Problem:
State only how many lines below include the string "bracket".
# # #
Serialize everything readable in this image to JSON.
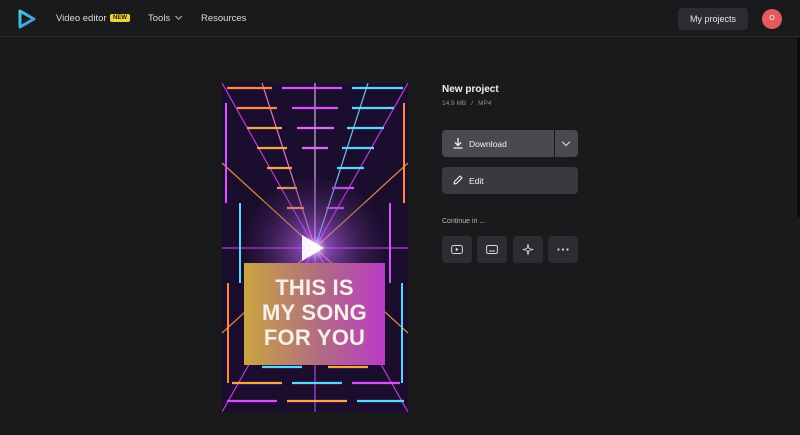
{
  "header": {
    "nav_video_editor": "Video editor",
    "badge_new": "NEW",
    "nav_tools": "Tools",
    "nav_resources": "Resources",
    "my_projects": "My projects",
    "avatar_initial": "O"
  },
  "project": {
    "title": "New project",
    "size": "14.9 MB",
    "separator": "/",
    "format": "MP4"
  },
  "preview": {
    "caption_lines": [
      "THIS IS",
      "MY SONG",
      "FOR YOU"
    ]
  },
  "actions": {
    "download_label": "Download",
    "edit_label": "Edit",
    "continue_label": "Continue in ..."
  },
  "icons": {
    "logo": "play-logo-icon",
    "download": "download-icon",
    "edit": "pencil-icon",
    "continue_options": [
      "youtube-icon",
      "subtitles-icon",
      "sparkle-icon",
      "more-icon"
    ]
  },
  "colors": {
    "background": "#1a191c",
    "button": "#4a4950",
    "avatar": "#e55a5c",
    "badge": "#f2d23c"
  }
}
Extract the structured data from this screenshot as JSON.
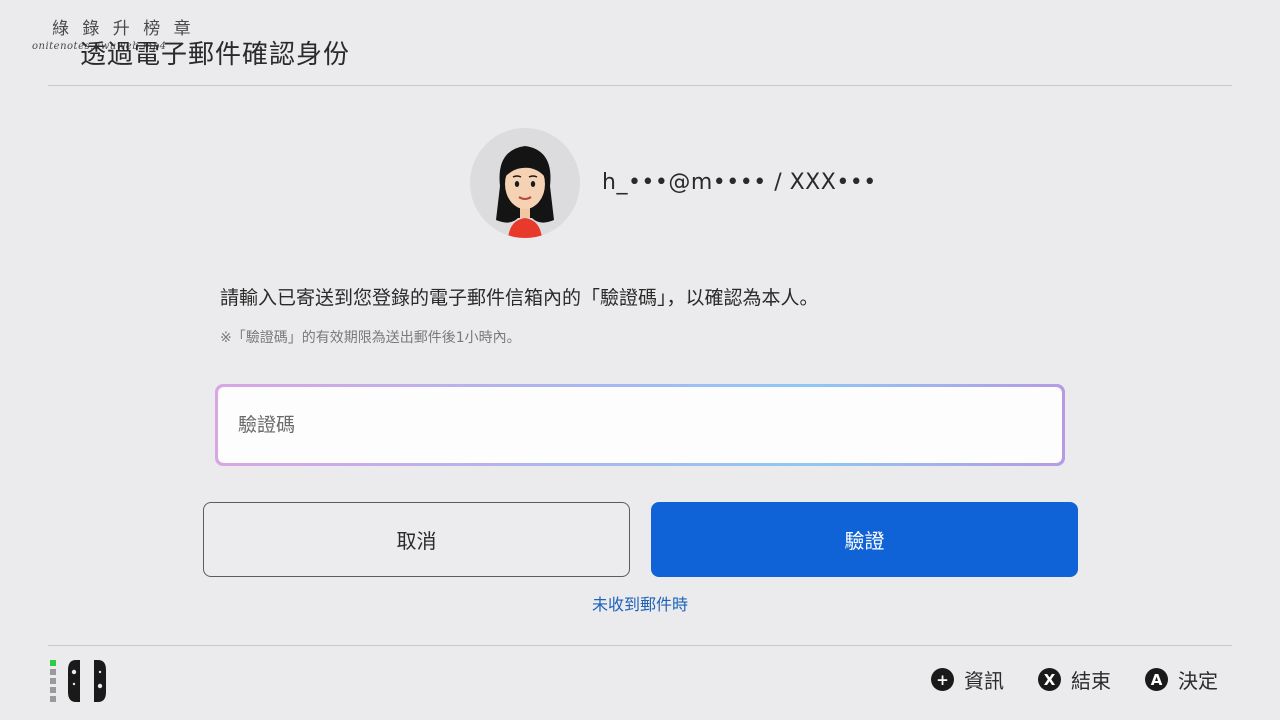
{
  "watermark": {
    "line1": "綠 錄 升 榜 章",
    "line2": "onitenotes.uwuweb.mp4"
  },
  "header": {
    "title": "透過電子郵件確認身份"
  },
  "account": {
    "label": "h_•••@m•••• / XXX•••"
  },
  "main": {
    "instruction": "請輸入已寄送到您登錄的電子郵件信箱內的「驗證碼」，以確認為本人。",
    "note": "※「驗證碼」的有效期限為送出郵件後1小時內。",
    "code_input": {
      "placeholder": "驗證碼",
      "value": ""
    },
    "cancel_label": "取消",
    "verify_label": "驗證",
    "help_link": "未收到郵件時"
  },
  "footer": {
    "hints": [
      {
        "button": "+",
        "label": "資訊",
        "icon": "plus-button-icon"
      },
      {
        "button": "X",
        "label": "結束",
        "icon": "x-button-icon"
      },
      {
        "button": "A",
        "label": "決定",
        "icon": "a-button-icon"
      }
    ]
  },
  "colors": {
    "background": "#ebebed",
    "accent": "#0f63d6",
    "link": "#1e63b8",
    "status_green": "#2ecc40"
  }
}
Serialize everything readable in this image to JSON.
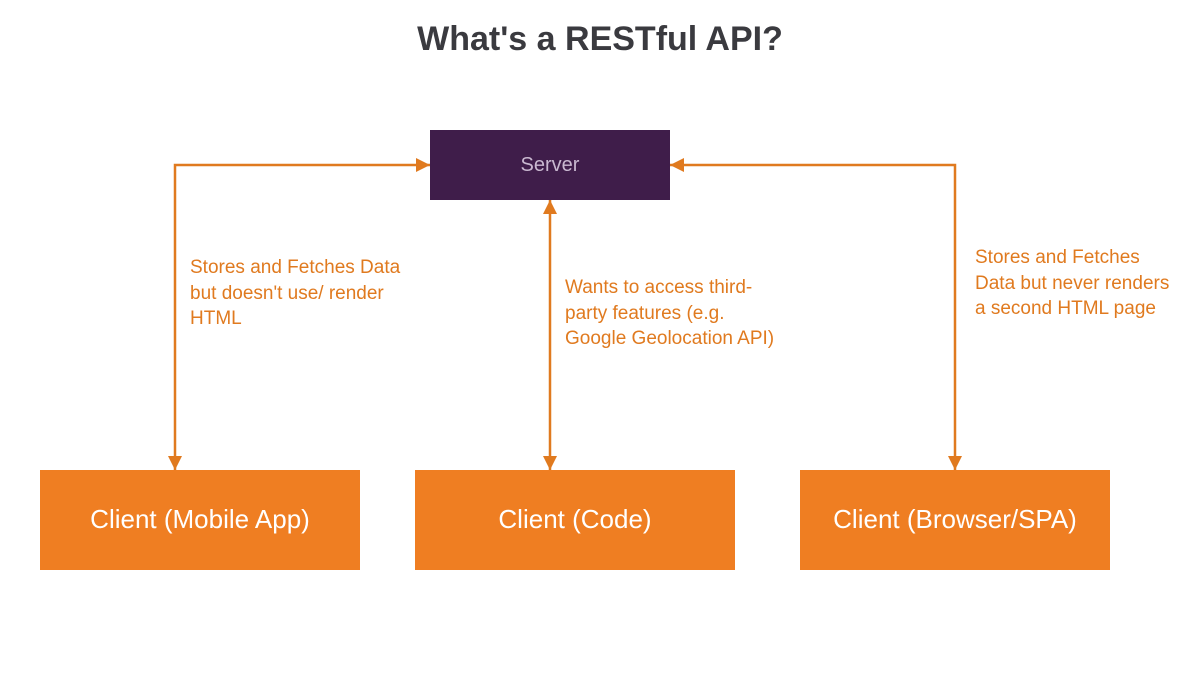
{
  "title": "What's a RESTful API?",
  "server": {
    "label": "Server"
  },
  "clients": [
    {
      "label": "Client (Mobile App)",
      "note": "Stores and Fetches Data but doesn't use/ render HTML"
    },
    {
      "label": "Client (Code)",
      "note": "Wants to access third-party features (e.g. Google Geolocation API)"
    },
    {
      "label": "Client (Browser/SPA)",
      "note": "Stores and Fetches Data but never renders a second HTML page"
    }
  ],
  "colors": {
    "accent_orange": "#ef7e22",
    "server_purple": "#3f1d4a",
    "title_dark": "#3a3a3f",
    "note_orange": "#e07a1f"
  }
}
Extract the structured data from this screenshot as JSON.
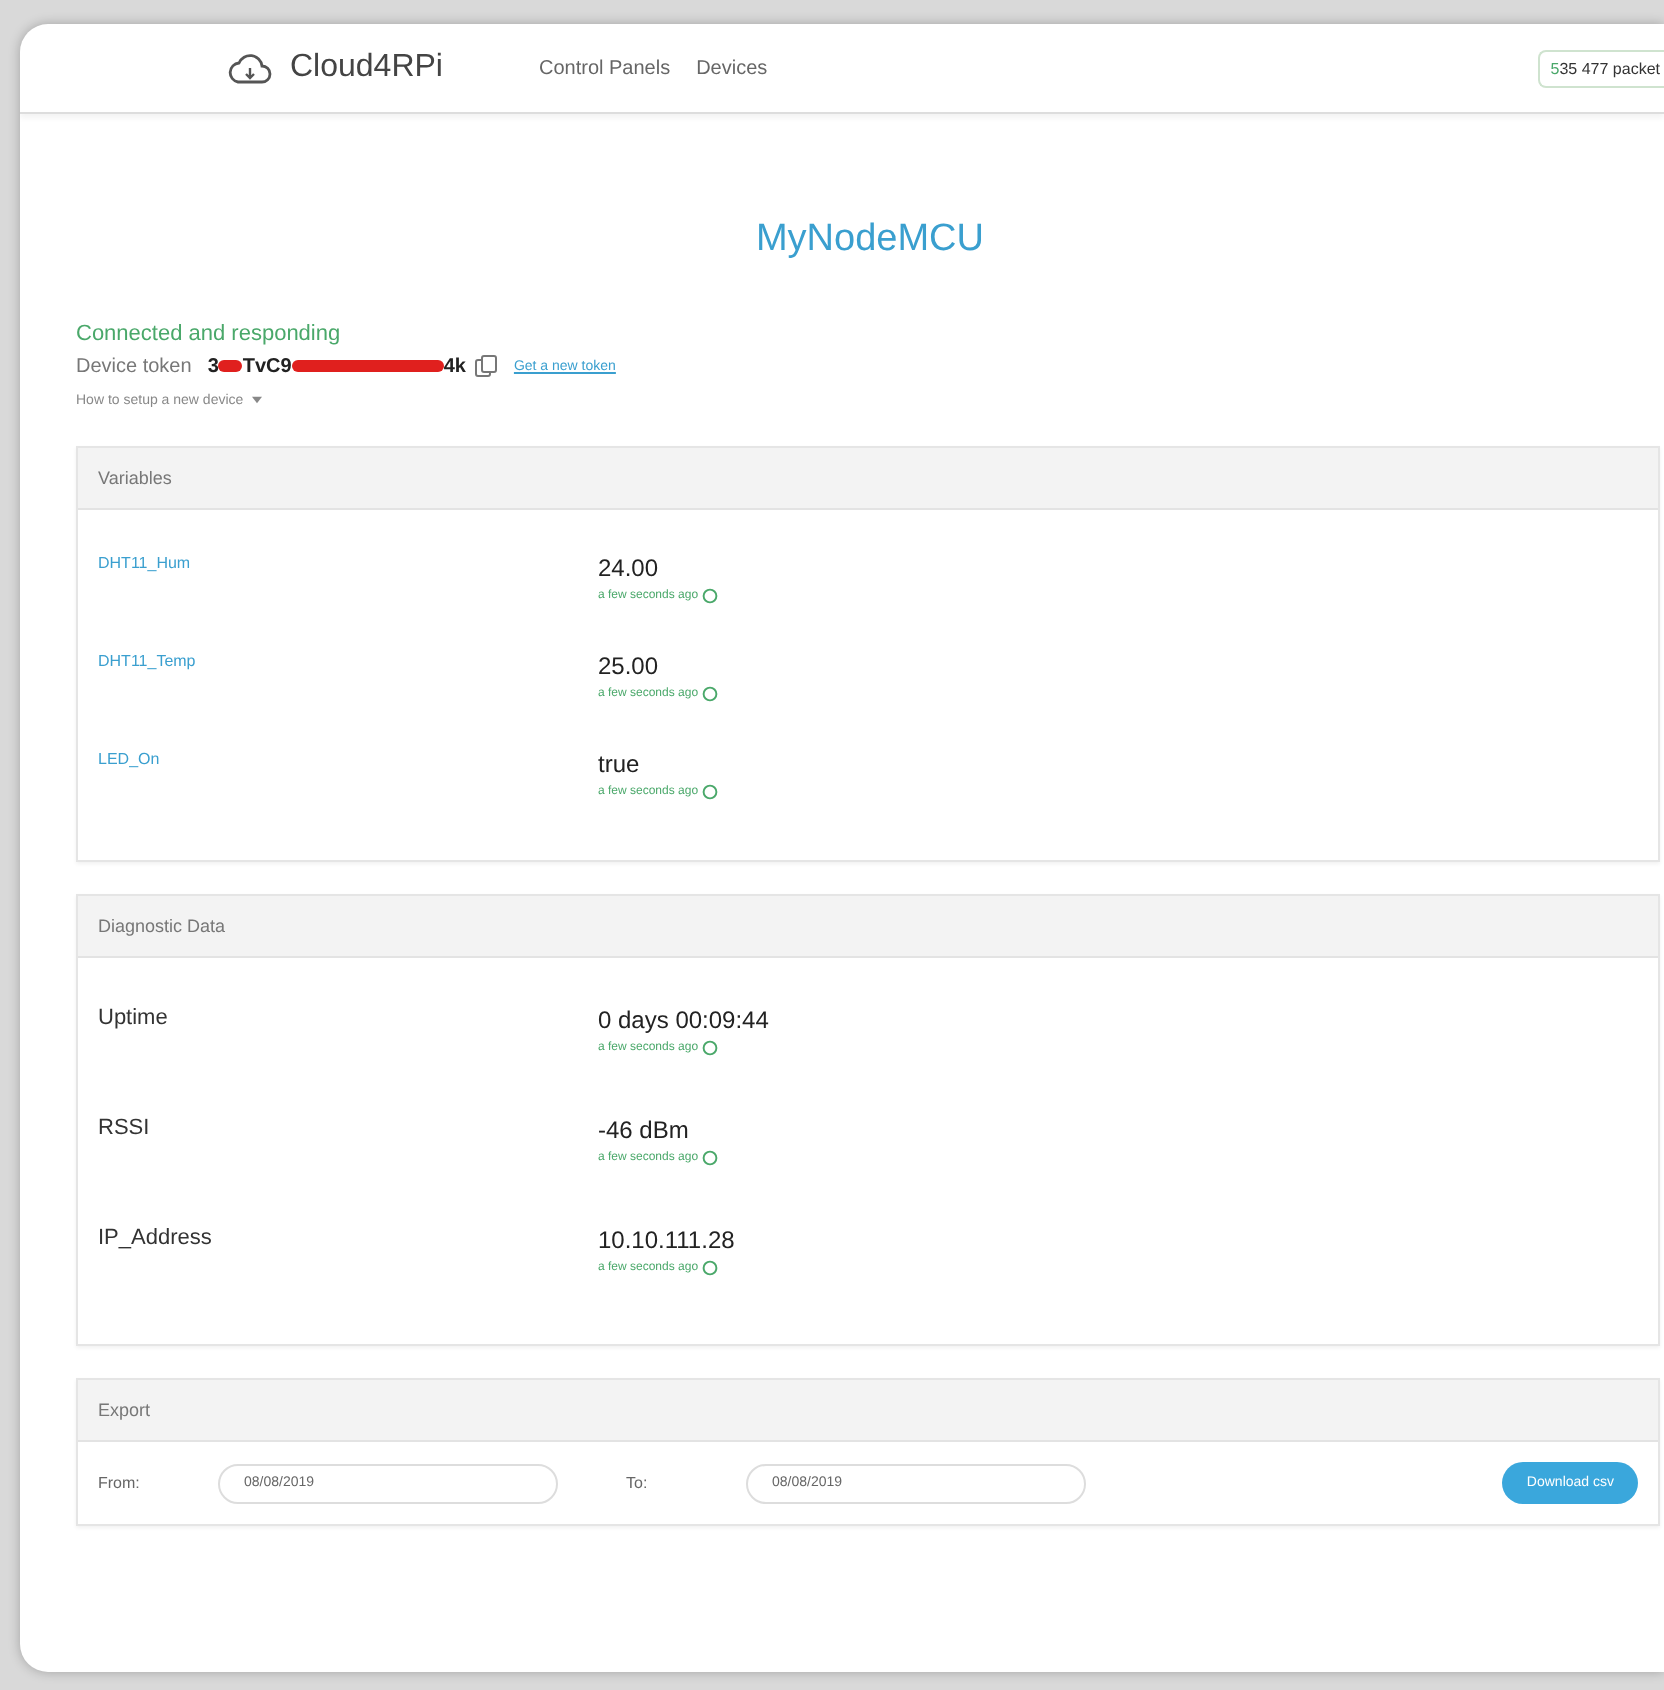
{
  "header": {
    "logo": "Cloud4RPi",
    "nav": [
      {
        "label": "Control Panels"
      },
      {
        "label": "Devices"
      }
    ],
    "packets": "535 477 packet"
  },
  "device": {
    "name": "MyNodeMCU",
    "status": "Connected and responding",
    "token_label": "Device token",
    "token_parts": [
      "3",
      "TvC9",
      "4k"
    ],
    "new_token_link": "Get a new token",
    "setup_link": "How to setup a new device"
  },
  "variables": {
    "title": "Variables",
    "rows": [
      {
        "name": "DHT11_Hum",
        "value": "24.00",
        "time": "a few seconds ago"
      },
      {
        "name": "DHT11_Temp",
        "value": "25.00",
        "time": "a few seconds ago"
      },
      {
        "name": "LED_On",
        "value": "true",
        "time": "a few seconds ago"
      }
    ]
  },
  "diagnostics": {
    "title": "Diagnostic Data",
    "rows": [
      {
        "name": "Uptime",
        "value": "0 days 00:09:44",
        "time": "a few seconds ago"
      },
      {
        "name": "RSSI",
        "value": "-46 dBm",
        "time": "a few seconds ago"
      },
      {
        "name": "IP_Address",
        "value": "10.10.111.28",
        "time": "a few seconds ago"
      }
    ]
  },
  "export": {
    "title": "Export",
    "from_label": "From:",
    "from_value": "08/08/2019",
    "to_label": "To:",
    "to_value": "08/08/2019",
    "button": "Download csv"
  }
}
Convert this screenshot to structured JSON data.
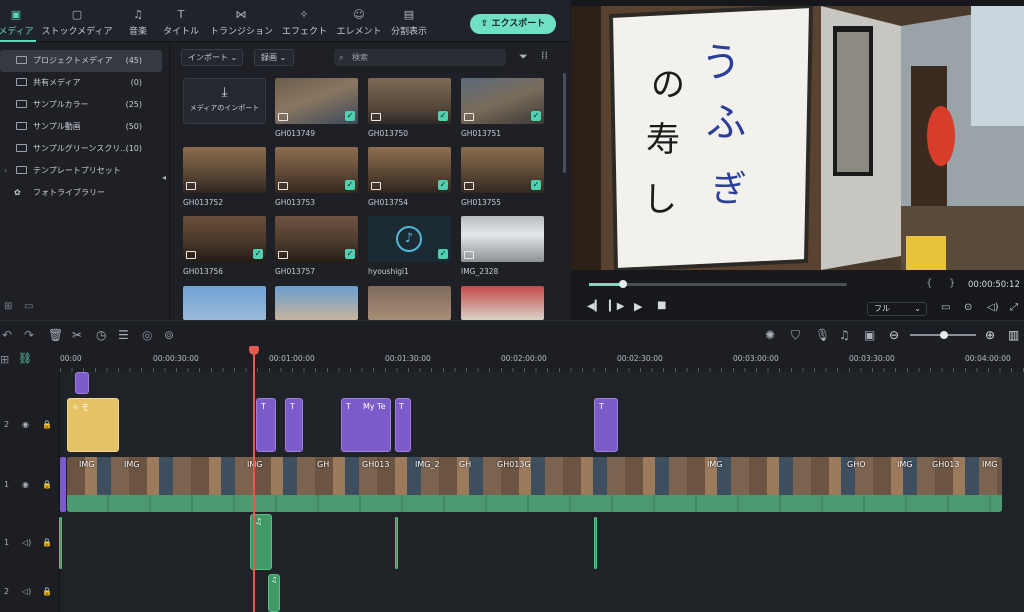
{
  "tabs": [
    {
      "label": "メディア",
      "icon": "media-icon"
    },
    {
      "label": "ストックメディア",
      "icon": "stock-media-icon"
    },
    {
      "label": "音楽",
      "icon": "music-icon"
    },
    {
      "label": "タイトル",
      "icon": "title-icon"
    },
    {
      "label": "トランジション",
      "icon": "transition-icon"
    },
    {
      "label": "エフェクト",
      "icon": "effect-icon"
    },
    {
      "label": "エレメント",
      "icon": "element-icon"
    },
    {
      "label": "分割表示",
      "icon": "split-icon"
    }
  ],
  "export_label": "エクスポート",
  "sidebar": [
    {
      "label": "プロジェクトメディア",
      "count": "(45)"
    },
    {
      "label": "共有メディア",
      "count": "(0)"
    },
    {
      "label": "サンプルカラー",
      "count": "(25)"
    },
    {
      "label": "サンプル動画",
      "count": "(50)"
    },
    {
      "label": "サンプルグリーンスクリ…",
      "count": "(10)"
    },
    {
      "label": "テンプレートプリセット",
      "count": ""
    },
    {
      "label": "フォトライブラリー",
      "count": ""
    }
  ],
  "media_toolbar": {
    "import_label": "インポート",
    "record_label": "録画",
    "search_placeholder": "検索"
  },
  "import_tile": "メディアのインポート",
  "media_items": [
    "GH013749",
    "GH013750",
    "GH013751",
    "GH013752",
    "GH013753",
    "GH013754",
    "GH013755",
    "GH013756",
    "GH013757",
    "hyoushigi1",
    "IMG_2328"
  ],
  "preview": {
    "timecode": "00:00:50:12",
    "quality": "フル",
    "progress": 0.14
  },
  "ruler_labels": [
    "00:00",
    "00:00:30:00",
    "00:01:00:00",
    "00:01:30:00",
    "00:02:00:00",
    "00:02:30:00",
    "00:03:00:00",
    "00:03:30:00",
    "00:04:00:00"
  ],
  "tracks": {
    "t2": "2",
    "v1": "1",
    "a1": "1",
    "a2": "2"
  },
  "clip_labels": {
    "title_clip": "My Te",
    "video_clips": [
      "IMG",
      "IMG",
      "IMG",
      "GH",
      "GH013",
      "IMG_2",
      "GH",
      "GH013G",
      "IMG",
      "GHO",
      "IMG",
      "GH013",
      "IMG"
    ]
  },
  "colors": {
    "accent": "#5fd6b9",
    "playhead": "#e55a4e",
    "title_clip": "#7b5cc9",
    "video_clip": "#3f9a68"
  }
}
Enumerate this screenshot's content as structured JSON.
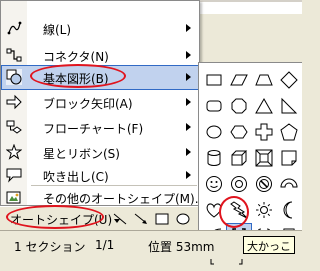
{
  "menu": {
    "items": [
      {
        "label": "線(L)",
        "icon": "lines-icon",
        "submenu": true
      },
      {
        "label": "コネクタ(N)",
        "icon": "connector-icon",
        "submenu": true
      },
      {
        "label": "基本図形(B)",
        "icon": "basic-shapes-icon",
        "submenu": true,
        "highlighted": true
      },
      {
        "label": "ブロック矢印(A)",
        "icon": "block-arrows-icon",
        "submenu": true
      },
      {
        "label": "フローチャート(F)",
        "icon": "flowchart-icon",
        "submenu": true
      },
      {
        "label": "星とリボン(S)",
        "icon": "stars-ribbons-icon",
        "submenu": true
      },
      {
        "label": "吹き出し(C)",
        "icon": "callout-icon",
        "submenu": true
      },
      {
        "label": "その他のオートシェイプ(M)...",
        "icon": "more-autoshapes-icon",
        "submenu": false
      }
    ]
  },
  "submenu": {
    "shapes": [
      "rectangle",
      "parallelogram",
      "trapezoid",
      "diamond",
      "rounded-rectangle",
      "octagon",
      "triangle",
      "right-triangle",
      "oval",
      "hexagon",
      "cross",
      "pentagon",
      "can",
      "cube",
      "bevel",
      "folded-corner",
      "smiley-face",
      "donut",
      "no-symbol",
      "block-arc",
      "heart",
      "lightning-bolt",
      "sun",
      "moon",
      "arc",
      "double-bracket",
      "double-brace",
      "plaque",
      "left-bracket",
      "right-bracket",
      "left-brace",
      "right-brace"
    ],
    "selected_index": 25
  },
  "toolbar": {
    "autoshapes_label": "オートシェイプ(U)"
  },
  "statusbar": {
    "section": "1 セクション",
    "page": "1/1",
    "position": "位置 53mm"
  },
  "tooltip": "大かっこ",
  "colors": {
    "highlight": "#c1d2ee",
    "highlight_border": "#316ac5",
    "annotation": "#e0141e",
    "face": "#ece9d8"
  }
}
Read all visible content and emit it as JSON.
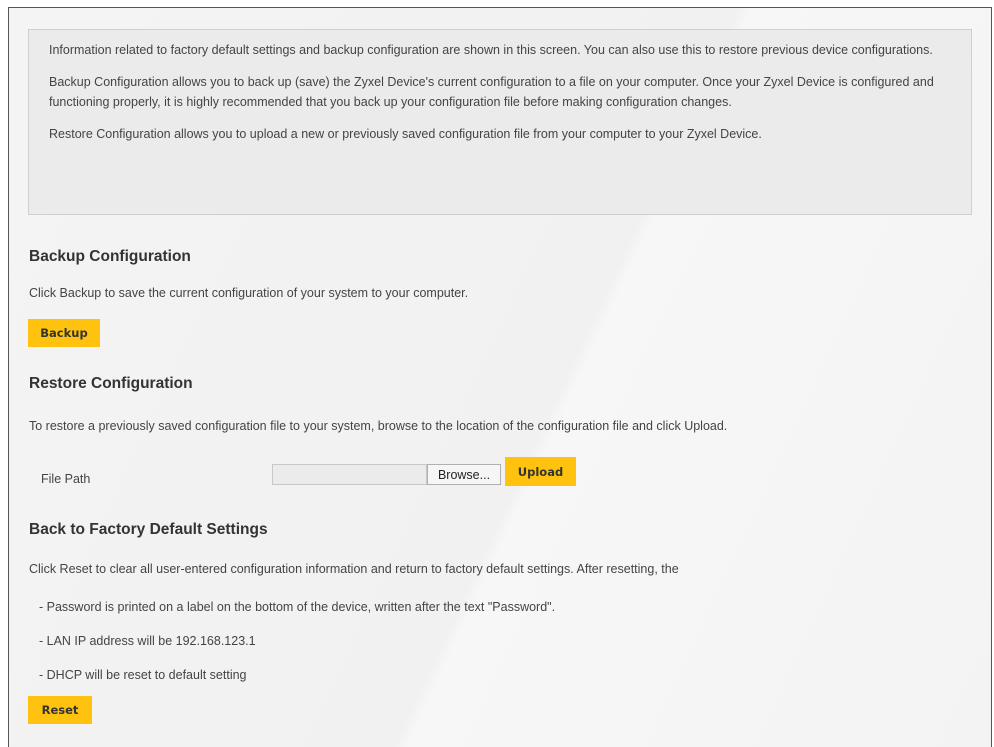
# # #
Reply:
3